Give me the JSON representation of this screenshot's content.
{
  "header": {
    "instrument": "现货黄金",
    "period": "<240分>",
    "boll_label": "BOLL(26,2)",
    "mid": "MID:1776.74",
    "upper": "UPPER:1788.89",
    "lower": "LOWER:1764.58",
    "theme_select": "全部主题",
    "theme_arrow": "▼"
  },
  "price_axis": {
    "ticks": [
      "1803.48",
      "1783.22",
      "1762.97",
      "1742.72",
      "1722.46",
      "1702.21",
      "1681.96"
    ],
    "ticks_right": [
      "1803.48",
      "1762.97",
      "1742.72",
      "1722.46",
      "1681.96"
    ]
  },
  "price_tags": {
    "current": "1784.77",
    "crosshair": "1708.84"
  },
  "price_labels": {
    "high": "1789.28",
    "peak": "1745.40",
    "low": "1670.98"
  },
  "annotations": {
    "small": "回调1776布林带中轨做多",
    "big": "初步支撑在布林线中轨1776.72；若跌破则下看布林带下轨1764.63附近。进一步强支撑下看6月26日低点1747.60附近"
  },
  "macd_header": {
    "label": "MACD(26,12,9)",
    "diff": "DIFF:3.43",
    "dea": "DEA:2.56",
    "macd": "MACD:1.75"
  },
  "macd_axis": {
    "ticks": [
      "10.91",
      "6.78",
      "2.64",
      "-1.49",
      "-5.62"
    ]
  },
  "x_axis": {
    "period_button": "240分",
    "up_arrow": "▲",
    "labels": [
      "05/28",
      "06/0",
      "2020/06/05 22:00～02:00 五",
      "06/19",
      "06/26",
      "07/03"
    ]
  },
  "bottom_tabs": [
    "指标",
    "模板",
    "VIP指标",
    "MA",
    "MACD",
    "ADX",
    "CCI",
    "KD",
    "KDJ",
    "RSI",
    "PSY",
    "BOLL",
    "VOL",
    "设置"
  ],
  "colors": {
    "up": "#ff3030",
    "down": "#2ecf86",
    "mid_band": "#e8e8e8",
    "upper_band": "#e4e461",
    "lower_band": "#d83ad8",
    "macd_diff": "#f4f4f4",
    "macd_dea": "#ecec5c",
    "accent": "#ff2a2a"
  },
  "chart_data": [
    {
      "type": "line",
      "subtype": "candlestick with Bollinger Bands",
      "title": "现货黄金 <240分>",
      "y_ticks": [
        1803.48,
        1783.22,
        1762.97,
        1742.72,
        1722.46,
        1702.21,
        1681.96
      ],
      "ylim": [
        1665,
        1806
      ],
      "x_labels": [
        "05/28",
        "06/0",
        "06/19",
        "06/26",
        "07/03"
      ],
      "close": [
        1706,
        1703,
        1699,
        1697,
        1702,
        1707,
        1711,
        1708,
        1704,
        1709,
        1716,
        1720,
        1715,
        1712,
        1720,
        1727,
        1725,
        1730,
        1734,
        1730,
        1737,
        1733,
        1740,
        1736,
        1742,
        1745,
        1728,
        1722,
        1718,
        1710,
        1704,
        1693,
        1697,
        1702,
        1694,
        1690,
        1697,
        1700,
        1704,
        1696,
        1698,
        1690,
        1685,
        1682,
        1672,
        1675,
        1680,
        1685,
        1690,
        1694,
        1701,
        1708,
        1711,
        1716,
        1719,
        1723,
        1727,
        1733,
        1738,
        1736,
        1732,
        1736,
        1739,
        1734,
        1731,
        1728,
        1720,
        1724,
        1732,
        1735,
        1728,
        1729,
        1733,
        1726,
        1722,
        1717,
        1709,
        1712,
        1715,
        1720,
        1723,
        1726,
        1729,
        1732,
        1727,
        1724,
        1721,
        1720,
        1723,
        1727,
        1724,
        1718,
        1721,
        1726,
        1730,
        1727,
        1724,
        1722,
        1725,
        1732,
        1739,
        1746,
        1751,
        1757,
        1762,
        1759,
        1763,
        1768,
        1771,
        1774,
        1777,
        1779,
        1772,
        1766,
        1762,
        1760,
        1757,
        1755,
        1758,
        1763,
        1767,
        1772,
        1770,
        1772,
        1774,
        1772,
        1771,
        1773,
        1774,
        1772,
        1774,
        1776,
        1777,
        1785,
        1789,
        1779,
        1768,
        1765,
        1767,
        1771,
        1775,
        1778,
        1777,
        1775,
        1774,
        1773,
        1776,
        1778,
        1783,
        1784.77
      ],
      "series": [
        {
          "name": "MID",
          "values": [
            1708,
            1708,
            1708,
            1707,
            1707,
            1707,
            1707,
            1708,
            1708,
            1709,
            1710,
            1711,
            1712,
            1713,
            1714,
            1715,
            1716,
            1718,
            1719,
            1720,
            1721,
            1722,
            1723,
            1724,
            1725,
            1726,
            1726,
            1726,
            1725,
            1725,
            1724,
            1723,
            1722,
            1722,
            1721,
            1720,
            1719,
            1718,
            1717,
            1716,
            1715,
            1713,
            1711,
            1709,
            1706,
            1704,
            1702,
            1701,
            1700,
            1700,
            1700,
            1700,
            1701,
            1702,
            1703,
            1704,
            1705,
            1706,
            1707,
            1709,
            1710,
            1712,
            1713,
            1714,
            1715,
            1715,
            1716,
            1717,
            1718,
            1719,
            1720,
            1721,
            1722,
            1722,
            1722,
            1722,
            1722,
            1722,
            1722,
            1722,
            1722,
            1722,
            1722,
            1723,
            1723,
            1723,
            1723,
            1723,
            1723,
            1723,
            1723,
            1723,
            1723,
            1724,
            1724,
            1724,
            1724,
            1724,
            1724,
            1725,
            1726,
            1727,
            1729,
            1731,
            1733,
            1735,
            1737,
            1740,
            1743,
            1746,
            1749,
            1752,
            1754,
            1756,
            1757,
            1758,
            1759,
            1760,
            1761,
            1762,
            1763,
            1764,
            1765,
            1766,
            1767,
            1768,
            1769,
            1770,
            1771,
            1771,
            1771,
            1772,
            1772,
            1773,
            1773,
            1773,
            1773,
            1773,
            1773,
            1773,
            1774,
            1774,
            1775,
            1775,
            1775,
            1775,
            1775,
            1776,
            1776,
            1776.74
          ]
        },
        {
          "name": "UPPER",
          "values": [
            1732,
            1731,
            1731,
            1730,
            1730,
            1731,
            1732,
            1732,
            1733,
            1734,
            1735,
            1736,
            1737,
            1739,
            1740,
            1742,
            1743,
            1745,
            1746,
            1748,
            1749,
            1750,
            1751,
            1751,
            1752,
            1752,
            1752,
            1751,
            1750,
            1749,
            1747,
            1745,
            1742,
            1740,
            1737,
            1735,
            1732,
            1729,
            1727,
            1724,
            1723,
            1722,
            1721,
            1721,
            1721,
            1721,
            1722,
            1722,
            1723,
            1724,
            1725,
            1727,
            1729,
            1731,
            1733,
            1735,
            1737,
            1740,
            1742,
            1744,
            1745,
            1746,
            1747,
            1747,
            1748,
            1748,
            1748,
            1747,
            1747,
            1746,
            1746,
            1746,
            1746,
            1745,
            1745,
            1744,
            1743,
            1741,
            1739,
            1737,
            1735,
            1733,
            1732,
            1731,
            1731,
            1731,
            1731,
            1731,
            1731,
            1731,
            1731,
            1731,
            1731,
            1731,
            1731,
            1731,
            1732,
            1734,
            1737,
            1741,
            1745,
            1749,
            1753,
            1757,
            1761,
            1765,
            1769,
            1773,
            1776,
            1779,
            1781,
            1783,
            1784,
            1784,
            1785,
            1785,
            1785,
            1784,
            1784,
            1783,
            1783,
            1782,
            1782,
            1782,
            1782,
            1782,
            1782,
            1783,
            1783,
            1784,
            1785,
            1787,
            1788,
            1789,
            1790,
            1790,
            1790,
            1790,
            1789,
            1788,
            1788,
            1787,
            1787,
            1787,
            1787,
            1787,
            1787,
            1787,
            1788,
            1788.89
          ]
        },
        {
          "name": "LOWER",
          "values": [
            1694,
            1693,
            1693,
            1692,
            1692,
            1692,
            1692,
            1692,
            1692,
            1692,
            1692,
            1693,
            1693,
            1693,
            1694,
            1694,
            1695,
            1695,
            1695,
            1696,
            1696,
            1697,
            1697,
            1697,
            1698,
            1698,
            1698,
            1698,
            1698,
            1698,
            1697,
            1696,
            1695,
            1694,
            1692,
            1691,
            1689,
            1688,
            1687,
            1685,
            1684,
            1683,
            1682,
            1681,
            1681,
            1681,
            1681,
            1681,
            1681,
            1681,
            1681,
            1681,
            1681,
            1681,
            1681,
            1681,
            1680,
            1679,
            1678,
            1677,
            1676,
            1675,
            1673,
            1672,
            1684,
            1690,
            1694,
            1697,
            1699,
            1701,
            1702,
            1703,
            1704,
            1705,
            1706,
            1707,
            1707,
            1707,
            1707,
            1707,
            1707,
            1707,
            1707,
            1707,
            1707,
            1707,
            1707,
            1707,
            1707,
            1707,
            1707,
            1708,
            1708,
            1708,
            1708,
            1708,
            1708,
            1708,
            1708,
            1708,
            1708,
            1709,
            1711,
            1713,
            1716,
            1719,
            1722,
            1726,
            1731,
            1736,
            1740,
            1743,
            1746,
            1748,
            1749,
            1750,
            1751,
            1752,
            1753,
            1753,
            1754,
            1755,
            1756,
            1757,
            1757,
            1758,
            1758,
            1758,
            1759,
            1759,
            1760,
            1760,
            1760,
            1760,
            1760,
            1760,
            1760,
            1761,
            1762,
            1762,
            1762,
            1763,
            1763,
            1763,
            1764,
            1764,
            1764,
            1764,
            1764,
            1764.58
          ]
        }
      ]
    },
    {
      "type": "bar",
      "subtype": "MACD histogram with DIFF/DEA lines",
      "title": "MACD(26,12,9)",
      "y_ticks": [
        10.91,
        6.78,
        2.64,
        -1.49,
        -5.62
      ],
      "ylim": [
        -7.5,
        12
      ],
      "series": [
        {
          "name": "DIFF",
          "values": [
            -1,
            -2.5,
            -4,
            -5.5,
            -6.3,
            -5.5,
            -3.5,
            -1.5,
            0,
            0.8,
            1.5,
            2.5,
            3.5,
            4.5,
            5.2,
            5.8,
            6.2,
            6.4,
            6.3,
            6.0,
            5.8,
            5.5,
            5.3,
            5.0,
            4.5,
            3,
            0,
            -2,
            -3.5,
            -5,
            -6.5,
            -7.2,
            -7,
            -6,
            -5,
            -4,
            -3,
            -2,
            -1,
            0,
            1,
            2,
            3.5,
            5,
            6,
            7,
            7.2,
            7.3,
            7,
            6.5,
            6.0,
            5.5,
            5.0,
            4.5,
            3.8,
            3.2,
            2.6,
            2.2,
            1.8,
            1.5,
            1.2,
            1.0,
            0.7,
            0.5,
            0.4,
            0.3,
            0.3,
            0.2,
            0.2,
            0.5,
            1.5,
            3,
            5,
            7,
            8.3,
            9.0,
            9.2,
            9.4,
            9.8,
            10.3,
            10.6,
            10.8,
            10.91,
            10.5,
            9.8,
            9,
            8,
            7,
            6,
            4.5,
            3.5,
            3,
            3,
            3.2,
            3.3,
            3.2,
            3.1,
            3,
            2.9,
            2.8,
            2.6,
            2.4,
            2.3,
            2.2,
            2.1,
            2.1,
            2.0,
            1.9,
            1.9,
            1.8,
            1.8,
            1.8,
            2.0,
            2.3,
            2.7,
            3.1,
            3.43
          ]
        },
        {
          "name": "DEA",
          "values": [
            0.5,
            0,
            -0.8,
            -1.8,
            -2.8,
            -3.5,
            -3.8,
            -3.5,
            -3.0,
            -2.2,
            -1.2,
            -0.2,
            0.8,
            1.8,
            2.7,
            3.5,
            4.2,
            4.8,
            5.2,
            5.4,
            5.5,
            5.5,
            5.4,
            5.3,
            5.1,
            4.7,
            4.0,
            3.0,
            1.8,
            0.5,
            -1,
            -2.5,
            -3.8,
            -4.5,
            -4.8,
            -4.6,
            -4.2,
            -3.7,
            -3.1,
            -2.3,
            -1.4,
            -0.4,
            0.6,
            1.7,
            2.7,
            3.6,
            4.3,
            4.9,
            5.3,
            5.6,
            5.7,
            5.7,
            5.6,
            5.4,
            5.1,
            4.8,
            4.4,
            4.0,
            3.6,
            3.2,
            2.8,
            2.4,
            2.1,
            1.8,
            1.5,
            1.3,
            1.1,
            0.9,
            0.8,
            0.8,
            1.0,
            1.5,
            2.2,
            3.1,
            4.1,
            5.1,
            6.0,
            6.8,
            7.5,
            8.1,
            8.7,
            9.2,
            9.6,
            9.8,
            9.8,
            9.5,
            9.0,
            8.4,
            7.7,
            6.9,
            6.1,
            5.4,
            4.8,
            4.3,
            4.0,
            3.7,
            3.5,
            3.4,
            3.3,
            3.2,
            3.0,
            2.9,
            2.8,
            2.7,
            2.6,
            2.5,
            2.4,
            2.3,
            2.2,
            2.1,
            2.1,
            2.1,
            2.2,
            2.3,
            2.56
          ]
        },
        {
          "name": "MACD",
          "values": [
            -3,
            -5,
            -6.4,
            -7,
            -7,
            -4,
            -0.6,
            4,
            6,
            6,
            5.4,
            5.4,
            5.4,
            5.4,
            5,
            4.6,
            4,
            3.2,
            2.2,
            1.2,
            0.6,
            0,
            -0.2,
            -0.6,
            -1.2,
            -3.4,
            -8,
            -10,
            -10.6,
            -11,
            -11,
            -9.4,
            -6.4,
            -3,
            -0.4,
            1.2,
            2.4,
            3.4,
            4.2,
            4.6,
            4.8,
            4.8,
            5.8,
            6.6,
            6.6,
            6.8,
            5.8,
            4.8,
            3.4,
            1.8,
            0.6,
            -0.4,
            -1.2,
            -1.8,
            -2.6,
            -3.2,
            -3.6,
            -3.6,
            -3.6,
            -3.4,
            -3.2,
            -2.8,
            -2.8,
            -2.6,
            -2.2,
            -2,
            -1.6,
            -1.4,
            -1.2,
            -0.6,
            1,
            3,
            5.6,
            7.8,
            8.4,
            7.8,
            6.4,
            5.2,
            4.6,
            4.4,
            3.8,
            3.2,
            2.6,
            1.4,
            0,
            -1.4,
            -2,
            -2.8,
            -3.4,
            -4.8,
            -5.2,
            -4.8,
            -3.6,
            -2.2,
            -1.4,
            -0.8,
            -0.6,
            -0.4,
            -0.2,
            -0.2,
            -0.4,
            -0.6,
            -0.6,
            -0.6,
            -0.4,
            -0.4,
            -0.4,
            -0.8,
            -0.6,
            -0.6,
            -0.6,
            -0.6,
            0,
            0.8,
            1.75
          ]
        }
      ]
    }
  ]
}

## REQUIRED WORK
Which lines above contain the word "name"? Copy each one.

## YOUR SOLUTION
          "name": "MID",
          "name": "UPPER",
          "name": "LOWER",
          "name": "DIFF",
          "name": "DEA",
          "name": "MACD",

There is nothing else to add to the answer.